Backpack/Hippy Bag: Despite this somewhat daunting list of carry-ons, I try to pack as light as possible, fitting it all into a maximum of two relatively small canvas bags – one backpack, and one shoulder. Worried about leaving your stuff at your spot? Make friends with those around you. If you have to leave for a short time, they will gladly watch over it. Regina Folkies are great like that. Just don’t abandon it for hours, and be prepared to return the favour.
Rain Gear: I’ve gone as far as huddling myself and two others under a large umbrella on the ground (not highly recommended) to just a simple rain jacket – the type that packs up into a teeny bag.
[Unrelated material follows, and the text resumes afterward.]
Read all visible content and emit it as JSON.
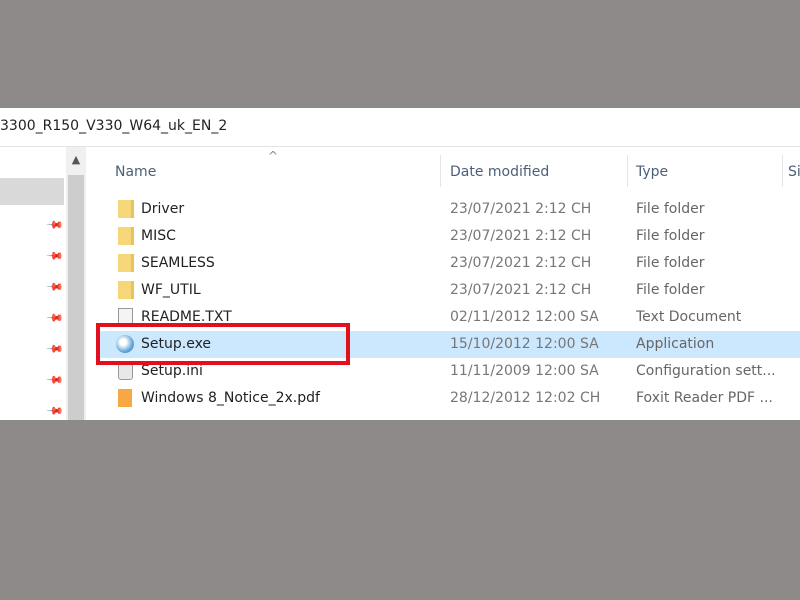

Super handy, and a this point, I’m just going to call it essential!
Food: Festival food quality gets better every year (and I hear Caliber Coffee is going to be back, keeping my lifeblood on tap). It’s not cheap, though. If you’re a weekend-long fest-goer, relying entirely on food trucks/tents, you will be a poor after-weekend fest-goer. Bring a sandwich or pack some veggies. Something to snack on. Save that money of sweet, sweet merch! Speaking of which…
Money: I’ve said it before, and it holds true: I’ve gone to this festival with not one thin dime in my pocket, only hitting the freebie daytime stuff on Saturday and Sunday, dancing my feet into the mud, singing ’til my throat is sore, and having so much fun, I lose concept of time and space. And don’t think I’m above sitting outside the festival gates, listening to my favourite artists, when i couldn’t afford to hit the nighttime shows. I did it all with pride, and on a shoestring budget. You don’t need money to have a good time, with so many free performances during the day! That said, now that I’m a little older, and a little less of a university student, living on instant ramen, I take advantage of all the new music I can afford! And to be perfectly honest, I still eat plenty of RFF vendor food, despite my advice to bring snacks from home. It adds up fast!
Program: Hopefully, you picked up your advance copy in the last Prairie Dog. If not, there will be plenty at the festival. Get one, and hang on to it! I’ve even made notes in them, to look up artists later.
There are a handful of other things that have come up or been on my wishlist in past years, but this tends to cover the bases for me. I hope this helps either a little bit or a lot. By the way, that’s me, in the middle of the photo up there^. I’m usually with one or both of the ladies in the photo, at Folk Fest. If you see any or all of us, please come say “Hi”, and let me know about any other essentials that might have gotten missed here.
See you downtown, tomorrow!